◆ **WORK INSTRUCTION**:
Only the lines of the data holding the string "this" need to be returned.

Data excerpts:

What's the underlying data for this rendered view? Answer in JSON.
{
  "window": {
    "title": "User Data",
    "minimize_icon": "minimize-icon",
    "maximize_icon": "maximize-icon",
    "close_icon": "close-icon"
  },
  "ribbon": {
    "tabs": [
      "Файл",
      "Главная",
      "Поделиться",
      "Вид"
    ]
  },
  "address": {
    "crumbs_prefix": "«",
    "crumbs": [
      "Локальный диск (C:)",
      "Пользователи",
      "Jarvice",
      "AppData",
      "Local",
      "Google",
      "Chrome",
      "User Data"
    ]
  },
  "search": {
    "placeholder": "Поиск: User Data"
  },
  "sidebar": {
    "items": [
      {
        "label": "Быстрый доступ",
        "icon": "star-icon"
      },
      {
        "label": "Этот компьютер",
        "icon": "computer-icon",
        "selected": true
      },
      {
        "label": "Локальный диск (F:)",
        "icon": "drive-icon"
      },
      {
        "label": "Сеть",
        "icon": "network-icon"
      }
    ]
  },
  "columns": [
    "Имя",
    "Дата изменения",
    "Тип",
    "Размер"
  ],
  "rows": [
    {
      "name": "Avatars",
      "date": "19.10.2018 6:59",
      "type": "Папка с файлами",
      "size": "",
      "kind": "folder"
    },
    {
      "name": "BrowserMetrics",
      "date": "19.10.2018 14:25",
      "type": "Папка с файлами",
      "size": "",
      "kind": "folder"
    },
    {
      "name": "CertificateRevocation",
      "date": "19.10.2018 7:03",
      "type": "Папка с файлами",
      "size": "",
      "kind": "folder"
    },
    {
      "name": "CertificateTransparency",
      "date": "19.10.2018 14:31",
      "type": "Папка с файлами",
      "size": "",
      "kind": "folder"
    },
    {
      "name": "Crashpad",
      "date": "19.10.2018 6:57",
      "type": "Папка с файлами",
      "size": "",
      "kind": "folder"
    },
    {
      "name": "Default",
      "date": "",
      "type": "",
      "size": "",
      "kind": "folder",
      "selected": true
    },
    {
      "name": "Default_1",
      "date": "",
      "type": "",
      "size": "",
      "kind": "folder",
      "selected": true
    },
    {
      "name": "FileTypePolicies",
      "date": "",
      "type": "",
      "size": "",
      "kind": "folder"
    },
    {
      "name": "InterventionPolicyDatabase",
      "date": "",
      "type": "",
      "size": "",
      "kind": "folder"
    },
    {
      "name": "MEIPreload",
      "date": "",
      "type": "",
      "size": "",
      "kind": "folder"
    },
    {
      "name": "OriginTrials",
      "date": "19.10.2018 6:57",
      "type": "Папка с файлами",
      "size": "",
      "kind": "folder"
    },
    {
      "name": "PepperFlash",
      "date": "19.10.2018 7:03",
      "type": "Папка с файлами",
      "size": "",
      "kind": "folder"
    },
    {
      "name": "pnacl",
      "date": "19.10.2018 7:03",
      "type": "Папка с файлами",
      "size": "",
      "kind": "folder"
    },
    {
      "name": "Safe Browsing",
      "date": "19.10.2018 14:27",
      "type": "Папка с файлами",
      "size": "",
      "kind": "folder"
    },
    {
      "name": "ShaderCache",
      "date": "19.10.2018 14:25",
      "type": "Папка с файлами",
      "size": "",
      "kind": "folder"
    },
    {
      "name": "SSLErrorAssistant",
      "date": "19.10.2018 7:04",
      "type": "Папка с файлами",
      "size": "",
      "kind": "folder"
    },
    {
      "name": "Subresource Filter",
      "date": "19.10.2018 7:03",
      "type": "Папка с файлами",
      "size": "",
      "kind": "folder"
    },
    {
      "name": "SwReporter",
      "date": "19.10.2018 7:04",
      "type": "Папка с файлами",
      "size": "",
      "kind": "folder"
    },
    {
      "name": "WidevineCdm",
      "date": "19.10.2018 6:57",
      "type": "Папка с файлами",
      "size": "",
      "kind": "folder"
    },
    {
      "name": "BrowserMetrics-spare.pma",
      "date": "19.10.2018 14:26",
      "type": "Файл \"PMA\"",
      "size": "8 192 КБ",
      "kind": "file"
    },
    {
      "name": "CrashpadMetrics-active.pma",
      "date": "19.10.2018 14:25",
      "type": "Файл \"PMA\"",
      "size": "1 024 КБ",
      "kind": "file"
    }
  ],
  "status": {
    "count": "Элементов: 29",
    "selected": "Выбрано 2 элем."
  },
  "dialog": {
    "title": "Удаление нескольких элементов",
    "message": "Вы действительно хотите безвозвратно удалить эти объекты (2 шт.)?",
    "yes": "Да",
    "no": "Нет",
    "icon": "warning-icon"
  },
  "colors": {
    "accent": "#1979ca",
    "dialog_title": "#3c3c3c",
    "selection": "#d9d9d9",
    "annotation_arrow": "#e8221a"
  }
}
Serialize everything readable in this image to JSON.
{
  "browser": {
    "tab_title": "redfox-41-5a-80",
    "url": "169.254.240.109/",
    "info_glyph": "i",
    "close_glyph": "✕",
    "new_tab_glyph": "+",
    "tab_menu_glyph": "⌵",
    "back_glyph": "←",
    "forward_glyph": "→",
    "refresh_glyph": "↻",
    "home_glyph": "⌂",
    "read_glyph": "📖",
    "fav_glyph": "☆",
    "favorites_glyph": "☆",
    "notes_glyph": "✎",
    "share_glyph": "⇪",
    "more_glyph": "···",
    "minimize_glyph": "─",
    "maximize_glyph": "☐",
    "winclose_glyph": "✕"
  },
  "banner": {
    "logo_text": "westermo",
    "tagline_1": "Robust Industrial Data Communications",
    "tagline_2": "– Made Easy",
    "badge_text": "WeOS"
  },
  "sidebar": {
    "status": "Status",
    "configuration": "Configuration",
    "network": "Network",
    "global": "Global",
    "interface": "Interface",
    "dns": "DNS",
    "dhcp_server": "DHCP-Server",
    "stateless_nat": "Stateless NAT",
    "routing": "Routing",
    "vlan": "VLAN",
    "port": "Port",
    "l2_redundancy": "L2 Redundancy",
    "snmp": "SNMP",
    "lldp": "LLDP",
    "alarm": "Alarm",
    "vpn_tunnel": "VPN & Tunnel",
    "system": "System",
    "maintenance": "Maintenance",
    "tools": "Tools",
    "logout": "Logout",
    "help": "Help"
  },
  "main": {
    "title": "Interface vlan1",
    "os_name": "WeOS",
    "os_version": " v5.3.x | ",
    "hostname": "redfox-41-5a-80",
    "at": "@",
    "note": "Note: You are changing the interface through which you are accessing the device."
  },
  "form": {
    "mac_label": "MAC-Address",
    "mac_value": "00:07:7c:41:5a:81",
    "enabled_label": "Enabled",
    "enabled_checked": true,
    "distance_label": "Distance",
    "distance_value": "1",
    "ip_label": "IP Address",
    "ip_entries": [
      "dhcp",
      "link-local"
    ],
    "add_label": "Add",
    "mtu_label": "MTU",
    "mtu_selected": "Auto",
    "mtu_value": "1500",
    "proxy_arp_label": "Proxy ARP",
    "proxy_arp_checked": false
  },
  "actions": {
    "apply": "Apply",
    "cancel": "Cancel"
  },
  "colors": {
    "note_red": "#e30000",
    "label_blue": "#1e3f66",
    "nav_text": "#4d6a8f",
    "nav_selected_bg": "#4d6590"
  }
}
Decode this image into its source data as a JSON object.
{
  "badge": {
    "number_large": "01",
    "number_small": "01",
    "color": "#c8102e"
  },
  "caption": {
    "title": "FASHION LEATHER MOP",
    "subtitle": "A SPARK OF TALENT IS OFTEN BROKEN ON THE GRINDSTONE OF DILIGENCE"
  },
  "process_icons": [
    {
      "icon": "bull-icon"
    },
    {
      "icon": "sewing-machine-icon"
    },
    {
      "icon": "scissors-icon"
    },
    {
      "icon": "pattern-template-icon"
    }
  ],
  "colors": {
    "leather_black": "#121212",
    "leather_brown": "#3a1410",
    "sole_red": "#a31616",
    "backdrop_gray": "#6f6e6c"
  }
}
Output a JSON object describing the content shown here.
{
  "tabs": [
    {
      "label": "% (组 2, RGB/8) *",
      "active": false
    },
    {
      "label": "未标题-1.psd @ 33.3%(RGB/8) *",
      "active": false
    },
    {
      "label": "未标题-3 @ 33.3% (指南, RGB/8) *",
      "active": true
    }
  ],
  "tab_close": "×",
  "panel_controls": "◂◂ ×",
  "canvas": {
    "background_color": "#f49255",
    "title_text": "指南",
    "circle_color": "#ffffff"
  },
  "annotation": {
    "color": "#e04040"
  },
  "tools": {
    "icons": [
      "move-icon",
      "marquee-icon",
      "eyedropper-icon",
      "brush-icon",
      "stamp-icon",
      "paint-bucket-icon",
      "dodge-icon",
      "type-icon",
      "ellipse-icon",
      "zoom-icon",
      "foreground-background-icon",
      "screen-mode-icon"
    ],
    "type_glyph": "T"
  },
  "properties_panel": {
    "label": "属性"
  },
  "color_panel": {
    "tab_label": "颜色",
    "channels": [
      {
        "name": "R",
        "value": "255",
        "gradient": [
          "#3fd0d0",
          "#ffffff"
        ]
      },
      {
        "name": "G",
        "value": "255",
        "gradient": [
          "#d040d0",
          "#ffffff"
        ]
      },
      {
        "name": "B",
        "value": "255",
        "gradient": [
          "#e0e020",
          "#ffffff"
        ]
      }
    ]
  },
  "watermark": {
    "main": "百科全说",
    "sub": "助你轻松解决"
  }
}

◆ **REPLY TO THE EXERCISE**:
What's the underlying data for this rendered view? Answer in JSON.
Serialize everything readable in this image to JSON.
Decode this image into its source data as a JSON object.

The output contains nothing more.